September 29, 2005
Alaska Landscape Transformed by Warmer Climate
ANCHORAGE, Alaska -- Sinking villages perched on thawing permafrost, an explosion of timber-chewing insect populations, record wildfires and shrinking sea ice are among the most obvious and jarring signs that Alaska is getting warmer as the global climate changes, scientists say.
"We are the canary in the mine, unfortunately, and the harbinger of what is yet to come for the rest of the world," said Patricia Cochran, executive director of the Anchorage-based Alaska Native Science Commission.
Atmospheric temperatures in the remote state have risen 3.6 to 5.4 degrees Fahrenheit (2 to 3 degrees C) over the past five decades, according to the recently released Arctic Climate Impact Assessment, a comprehensive study by scientists from eight nations.
That heating, most pronounced in winter and spring, is much more dramatic than in the rest of the world, which has had an average increase in land surface temperatures of 1 degree F (0.6 C) over the last century, according to the Environmental Protection Agency.
Many scientists believe the earth is warming because of the release of greenhouse gases such as carbon dioxide that trap solar heat in the atmosphere.
A massive beetle infestation has swept through millions of acres (hectares) in south-central Alaska over the past decade, scientists said, because significantly warmer weather is delaying the usual winter die-off of insect populations.
The insects' voracious attack on spruce bark has left forests tinder-dry while general heat-induced stress have weakened forests, with lightning strikes making them a fire hazard in the Chugach Mountain foothills, said Glenn Juday, a professor of forest ecology at the University of Alaska Fairbanks.
"All the trees in the boreal forest are showing unusual symptoms of warmth-related health problems," Juday said, noting that Alaska had its biggest and third-biggest fire seasons in the past two summers.
"The warmer it gets the more we burn," Juday said.
In the cooler interior regions, buildings are slumping and roads are buckling as permafrost -- frozen soil -- thaws and turns into softer, spongy soil.

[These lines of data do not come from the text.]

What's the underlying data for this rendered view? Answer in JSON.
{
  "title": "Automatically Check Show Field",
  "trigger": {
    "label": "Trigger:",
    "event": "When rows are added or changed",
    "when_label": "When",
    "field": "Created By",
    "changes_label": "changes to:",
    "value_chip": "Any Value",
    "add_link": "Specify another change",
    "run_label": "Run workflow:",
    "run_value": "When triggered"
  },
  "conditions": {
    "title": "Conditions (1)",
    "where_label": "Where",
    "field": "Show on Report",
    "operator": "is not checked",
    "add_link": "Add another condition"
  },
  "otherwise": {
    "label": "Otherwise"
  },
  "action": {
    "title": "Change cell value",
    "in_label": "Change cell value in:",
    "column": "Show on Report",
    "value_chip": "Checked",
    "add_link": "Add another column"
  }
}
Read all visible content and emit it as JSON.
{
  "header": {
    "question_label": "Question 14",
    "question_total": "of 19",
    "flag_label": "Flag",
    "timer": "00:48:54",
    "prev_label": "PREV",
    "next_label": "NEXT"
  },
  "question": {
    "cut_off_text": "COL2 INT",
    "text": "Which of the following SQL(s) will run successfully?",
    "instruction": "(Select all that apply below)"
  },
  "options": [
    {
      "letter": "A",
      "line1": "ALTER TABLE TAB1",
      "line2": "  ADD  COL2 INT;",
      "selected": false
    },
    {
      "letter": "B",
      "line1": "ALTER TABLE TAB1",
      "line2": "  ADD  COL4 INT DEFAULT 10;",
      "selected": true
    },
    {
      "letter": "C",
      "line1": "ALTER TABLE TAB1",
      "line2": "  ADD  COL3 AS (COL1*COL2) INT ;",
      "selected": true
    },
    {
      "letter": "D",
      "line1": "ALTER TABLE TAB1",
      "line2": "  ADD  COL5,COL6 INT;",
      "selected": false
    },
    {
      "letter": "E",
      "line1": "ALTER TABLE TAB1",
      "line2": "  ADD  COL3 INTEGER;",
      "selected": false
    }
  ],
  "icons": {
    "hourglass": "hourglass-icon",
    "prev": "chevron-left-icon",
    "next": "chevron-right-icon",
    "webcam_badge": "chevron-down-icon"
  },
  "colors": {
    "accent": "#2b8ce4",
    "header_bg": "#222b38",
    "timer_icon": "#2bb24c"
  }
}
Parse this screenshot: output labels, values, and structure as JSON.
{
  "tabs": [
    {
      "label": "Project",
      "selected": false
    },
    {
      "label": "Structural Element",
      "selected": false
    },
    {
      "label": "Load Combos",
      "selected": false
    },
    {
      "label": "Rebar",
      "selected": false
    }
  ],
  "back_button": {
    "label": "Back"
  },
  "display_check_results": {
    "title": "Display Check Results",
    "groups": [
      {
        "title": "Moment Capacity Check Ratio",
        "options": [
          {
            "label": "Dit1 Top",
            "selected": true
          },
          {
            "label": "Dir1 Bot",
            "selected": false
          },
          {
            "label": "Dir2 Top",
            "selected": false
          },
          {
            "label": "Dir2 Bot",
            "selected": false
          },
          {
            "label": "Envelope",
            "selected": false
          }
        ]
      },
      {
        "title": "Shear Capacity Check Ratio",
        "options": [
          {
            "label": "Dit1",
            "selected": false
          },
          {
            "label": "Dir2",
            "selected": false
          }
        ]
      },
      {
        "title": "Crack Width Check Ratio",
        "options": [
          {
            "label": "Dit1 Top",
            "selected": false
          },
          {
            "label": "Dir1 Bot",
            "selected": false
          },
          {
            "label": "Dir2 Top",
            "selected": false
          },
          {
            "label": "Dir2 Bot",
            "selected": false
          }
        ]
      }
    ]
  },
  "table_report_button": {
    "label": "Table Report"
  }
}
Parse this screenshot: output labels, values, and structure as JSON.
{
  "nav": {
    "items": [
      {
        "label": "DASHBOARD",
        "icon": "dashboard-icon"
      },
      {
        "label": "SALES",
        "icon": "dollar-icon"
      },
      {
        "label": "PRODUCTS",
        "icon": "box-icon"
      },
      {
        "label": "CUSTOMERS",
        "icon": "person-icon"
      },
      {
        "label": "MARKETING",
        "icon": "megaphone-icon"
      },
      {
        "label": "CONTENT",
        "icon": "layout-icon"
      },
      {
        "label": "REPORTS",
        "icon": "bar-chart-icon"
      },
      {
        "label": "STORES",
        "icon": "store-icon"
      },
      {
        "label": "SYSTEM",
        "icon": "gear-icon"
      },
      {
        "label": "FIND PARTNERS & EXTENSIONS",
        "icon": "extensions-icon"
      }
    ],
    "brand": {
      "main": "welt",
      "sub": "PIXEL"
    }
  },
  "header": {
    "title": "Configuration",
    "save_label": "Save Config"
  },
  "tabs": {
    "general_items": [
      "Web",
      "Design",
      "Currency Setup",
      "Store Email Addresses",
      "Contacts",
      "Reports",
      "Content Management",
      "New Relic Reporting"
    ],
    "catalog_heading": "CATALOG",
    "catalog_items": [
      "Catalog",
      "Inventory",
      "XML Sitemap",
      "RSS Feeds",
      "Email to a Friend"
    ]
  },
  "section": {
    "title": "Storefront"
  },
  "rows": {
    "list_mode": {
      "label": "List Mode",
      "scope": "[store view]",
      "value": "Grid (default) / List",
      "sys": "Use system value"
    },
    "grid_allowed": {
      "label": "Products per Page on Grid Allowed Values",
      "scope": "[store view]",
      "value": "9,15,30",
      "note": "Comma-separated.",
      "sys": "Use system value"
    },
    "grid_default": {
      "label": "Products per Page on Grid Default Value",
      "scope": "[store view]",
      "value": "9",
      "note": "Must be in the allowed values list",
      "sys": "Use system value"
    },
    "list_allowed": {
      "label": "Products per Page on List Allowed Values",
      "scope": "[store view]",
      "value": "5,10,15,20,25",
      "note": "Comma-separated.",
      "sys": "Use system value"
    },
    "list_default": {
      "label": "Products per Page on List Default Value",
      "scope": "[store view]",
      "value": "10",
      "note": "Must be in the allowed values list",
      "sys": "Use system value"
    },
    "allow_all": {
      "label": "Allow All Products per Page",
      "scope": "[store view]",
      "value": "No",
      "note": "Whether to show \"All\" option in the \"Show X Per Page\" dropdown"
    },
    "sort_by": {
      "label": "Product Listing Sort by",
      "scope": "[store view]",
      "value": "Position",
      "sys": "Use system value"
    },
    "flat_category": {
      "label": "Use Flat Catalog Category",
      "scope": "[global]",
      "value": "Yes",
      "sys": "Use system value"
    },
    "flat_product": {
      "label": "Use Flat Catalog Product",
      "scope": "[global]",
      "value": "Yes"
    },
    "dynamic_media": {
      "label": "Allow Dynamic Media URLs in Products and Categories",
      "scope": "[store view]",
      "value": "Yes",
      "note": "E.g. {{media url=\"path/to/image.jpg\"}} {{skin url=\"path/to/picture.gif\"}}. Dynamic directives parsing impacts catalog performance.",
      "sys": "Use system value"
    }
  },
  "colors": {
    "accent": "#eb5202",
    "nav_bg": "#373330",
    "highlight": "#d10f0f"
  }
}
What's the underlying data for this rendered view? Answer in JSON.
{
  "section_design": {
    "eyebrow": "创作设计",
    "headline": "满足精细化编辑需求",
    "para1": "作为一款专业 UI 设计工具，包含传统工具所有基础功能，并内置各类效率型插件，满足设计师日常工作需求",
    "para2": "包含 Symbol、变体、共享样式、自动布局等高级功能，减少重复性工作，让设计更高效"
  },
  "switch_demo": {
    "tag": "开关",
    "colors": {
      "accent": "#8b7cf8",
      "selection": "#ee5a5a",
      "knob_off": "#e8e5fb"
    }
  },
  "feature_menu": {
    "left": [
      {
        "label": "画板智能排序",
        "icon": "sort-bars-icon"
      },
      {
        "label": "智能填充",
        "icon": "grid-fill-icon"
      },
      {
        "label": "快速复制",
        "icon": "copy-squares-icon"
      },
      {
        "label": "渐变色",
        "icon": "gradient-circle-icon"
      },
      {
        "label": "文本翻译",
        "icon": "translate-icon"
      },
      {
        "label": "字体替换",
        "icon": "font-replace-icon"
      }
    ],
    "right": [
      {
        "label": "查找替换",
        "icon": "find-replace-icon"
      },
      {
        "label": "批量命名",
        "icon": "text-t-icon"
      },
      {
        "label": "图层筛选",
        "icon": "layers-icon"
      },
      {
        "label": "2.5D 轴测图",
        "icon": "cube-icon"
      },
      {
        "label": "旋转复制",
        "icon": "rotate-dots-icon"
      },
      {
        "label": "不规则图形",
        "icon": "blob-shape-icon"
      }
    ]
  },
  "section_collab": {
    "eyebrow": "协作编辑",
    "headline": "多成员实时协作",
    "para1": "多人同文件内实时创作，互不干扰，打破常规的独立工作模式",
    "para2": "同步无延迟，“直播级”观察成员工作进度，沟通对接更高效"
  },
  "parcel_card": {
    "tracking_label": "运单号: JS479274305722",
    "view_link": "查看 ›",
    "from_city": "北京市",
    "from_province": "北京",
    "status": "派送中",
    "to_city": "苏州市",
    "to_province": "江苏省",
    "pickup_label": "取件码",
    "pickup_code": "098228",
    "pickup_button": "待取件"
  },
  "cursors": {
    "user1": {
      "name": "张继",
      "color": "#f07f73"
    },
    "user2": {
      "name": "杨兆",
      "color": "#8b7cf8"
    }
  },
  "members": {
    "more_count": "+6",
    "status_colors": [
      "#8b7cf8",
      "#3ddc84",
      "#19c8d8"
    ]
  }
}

The Inupiat village of Shishmaref on a narrow Chukchi Sea barrier island is preparing to move as the town sinks into the ground.
"For those of us who live in the changing conditions every day, there's no question. We see it. We feel it every single day," Cochran said.
Satellite records released on Wednesday showed that sea ice coverage in the arctic region has fallen for the last four years with "unusually early springtime melting in areas north of Siberia and Alaska," according to a study by the University of Colorado, NASA and the University of Washington.
Shrinking sea ice has created hardships for sea animals like polar bears that find their prey at the ice's edge.
Heated-up waterways are throwing off long-established salmon cycles and, according to one scientist, have allowed a warmth-loving, salmon-wrecking parasite to thrive in the Yukon River.
Warming is accentuated in high-latitude regions like Alaska in part because of thinner atmospheres in the polar region, concentrating greenhouse gases, and in part because of the nature of atmospheric currents, according to studies.
Such changes have also contributed to falling ice coverage in the Arctic Sea, with spring and summer melting happening 17 days earlier than usual, according to the satellite study.
The disappearance of ice and snow uncovers dark surfaces of the ground and sea, which absorb more solar heat and warm up the landscape, said Vladimir Romanovsky, a permafrost expert at the University of Alaska Fairbanks' Geophysical Institute.